Every word of the data must be reproduced in your reply exactly.

◆ Items from an interface collection ◆
----
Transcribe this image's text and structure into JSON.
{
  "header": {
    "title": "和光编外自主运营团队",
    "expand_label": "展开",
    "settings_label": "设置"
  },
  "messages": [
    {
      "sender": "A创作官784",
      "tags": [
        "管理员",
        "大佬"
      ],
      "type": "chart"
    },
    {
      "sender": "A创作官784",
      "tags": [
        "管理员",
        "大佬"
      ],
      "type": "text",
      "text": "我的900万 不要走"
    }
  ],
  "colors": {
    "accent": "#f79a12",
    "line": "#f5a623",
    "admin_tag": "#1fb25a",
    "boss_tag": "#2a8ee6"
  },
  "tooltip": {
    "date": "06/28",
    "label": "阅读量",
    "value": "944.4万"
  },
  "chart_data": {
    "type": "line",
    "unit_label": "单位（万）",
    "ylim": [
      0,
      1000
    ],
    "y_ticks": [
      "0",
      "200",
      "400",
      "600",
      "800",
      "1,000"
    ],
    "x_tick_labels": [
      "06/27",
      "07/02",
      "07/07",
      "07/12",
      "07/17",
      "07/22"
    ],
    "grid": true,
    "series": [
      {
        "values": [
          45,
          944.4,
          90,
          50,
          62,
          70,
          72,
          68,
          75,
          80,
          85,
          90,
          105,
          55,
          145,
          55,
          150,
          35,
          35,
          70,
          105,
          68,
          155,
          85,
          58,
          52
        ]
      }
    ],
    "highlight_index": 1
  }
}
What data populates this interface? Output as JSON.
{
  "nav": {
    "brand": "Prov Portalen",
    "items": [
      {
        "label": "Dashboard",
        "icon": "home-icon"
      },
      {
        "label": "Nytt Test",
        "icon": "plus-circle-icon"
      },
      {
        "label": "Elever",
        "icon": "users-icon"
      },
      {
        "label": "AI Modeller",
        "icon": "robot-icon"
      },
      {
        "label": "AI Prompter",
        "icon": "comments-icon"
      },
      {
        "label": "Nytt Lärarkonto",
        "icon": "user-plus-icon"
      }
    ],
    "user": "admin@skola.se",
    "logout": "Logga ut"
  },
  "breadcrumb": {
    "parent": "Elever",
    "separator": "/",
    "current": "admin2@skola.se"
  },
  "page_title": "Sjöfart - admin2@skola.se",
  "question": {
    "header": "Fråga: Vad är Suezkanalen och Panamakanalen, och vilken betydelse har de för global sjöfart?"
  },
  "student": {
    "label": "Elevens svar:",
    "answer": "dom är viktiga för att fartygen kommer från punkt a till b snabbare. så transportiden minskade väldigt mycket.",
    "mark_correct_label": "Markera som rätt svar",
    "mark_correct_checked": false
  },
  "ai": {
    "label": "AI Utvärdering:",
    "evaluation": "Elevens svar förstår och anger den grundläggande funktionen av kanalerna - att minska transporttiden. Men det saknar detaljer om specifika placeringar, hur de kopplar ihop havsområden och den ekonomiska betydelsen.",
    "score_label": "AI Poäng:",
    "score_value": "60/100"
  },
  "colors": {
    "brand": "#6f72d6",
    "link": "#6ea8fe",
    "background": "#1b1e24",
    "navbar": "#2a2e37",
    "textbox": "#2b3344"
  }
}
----
◆ Solved exercise ◆
Transcribe this image's text and structure into JSON.
{
  "header": {
    "title": "和光编外自主运营团队",
    "expand_label": "展开",
    "settings_label": "设置"
  },
  "messages": [
    {
      "sender": "A创作官784",
      "tags": [
        "管理员",
        "大佬"
      ],
      "type": "chart"
    },
    {
      "sender": "A创作官784",
      "tags": [
        "管理员",
        "大佬"
      ],
      "type": "text",
      "text": "我的900万 不要走"
    }
  ],
  "colors": {
    "accent": "#f79a12",
    "line": "#f5a623",
    "admin_tag": "#1fb25a",
    "boss_tag": "#2a8ee6"
  },
  "tooltip": {
    "date": "06/28",
    "label": "阅读量",
    "value": "944.4万"
  },
  "chart_data": {
    "type": "line",
    "unit_label": "单位（万）",
    "ylim": [
      0,
      1000
    ],
    "y_ticks": [
      "0",
      "200",
      "400",
      "600",
      "800",
      "1,000"
    ],
    "x_tick_labels": [
      "06/27",
      "07/02",
      "07/07",
      "07/12",
      "07/17",
      "07/22"
    ],
    "grid": true,
    "series": [
      {
        "values": [
          45,
          944.4,
          90,
          50,
          62,
          70,
          72,
          68,
          75,
          80,
          85,
          90,
          105,
          55,
          145,
          55,
          150,
          35,
          35,
          70,
          105,
          68,
          155,
          85,
          58,
          52
        ]
      }
    ],
    "highlight_index": 1
  }
}
What data populates this interface? Output as JSON.
{
  "nav": {
    "brand": "Prov Portalen",
    "items": [
      {
        "label": "Dashboard",
        "icon": "home-icon"
      },
      {
        "label": "Nytt Test",
        "icon": "plus-circle-icon"
      },
      {
        "label": "Elever",
        "icon": "users-icon"
      },
      {
        "label": "AI Modeller",
        "icon": "robot-icon"
      },
      {
        "label": "AI Prompter",
        "icon": "comments-icon"
      },
      {
        "label": "Nytt Lärarkonto",
        "icon": "user-plus-icon"
      }
    ],
    "user": "admin@skola.se",
    "logout": "Logga ut"
  },
  "breadcrumb": {
    "parent": "Elever",
    "separator": "/",
    "current": "admin2@skola.se"
  },
  "page_title": "Sjöfart - admin2@skola.se",
  "question": {
    "header": "Fråga: Vad är Suezkanalen och Panamakanalen, och vilken betydelse har de för global sjöfart?"
  },
  "student": {
    "label": "Elevens svar:",
    "answer": "dom är viktiga för att fartygen kommer från punkt a till b snabbare. så transportiden minskade väldigt mycket.",
    "mark_correct_label": "Markera som rätt svar",
    "mark_correct_checked": false
  },
  "ai": {
    "label": "AI Utvärdering:",
    "evaluation": "Elevens svar förstår och anger den grundläggande funktionen av kanalerna - att minska transporttiden. Men det saknar detaljer om specifika placeringar, hur de kopplar ihop havsområden och den ekonomiska betydelsen.",
    "score_label": "AI Poäng:",
    "score_value": "60/100"
  },
  "colors": {
    "brand": "#6f72d6",
    "link": "#6ea8fe",
    "background": "#1b1e24",
    "navbar": "#2a2e37",
    "textbox": "#2b3344"
  }
}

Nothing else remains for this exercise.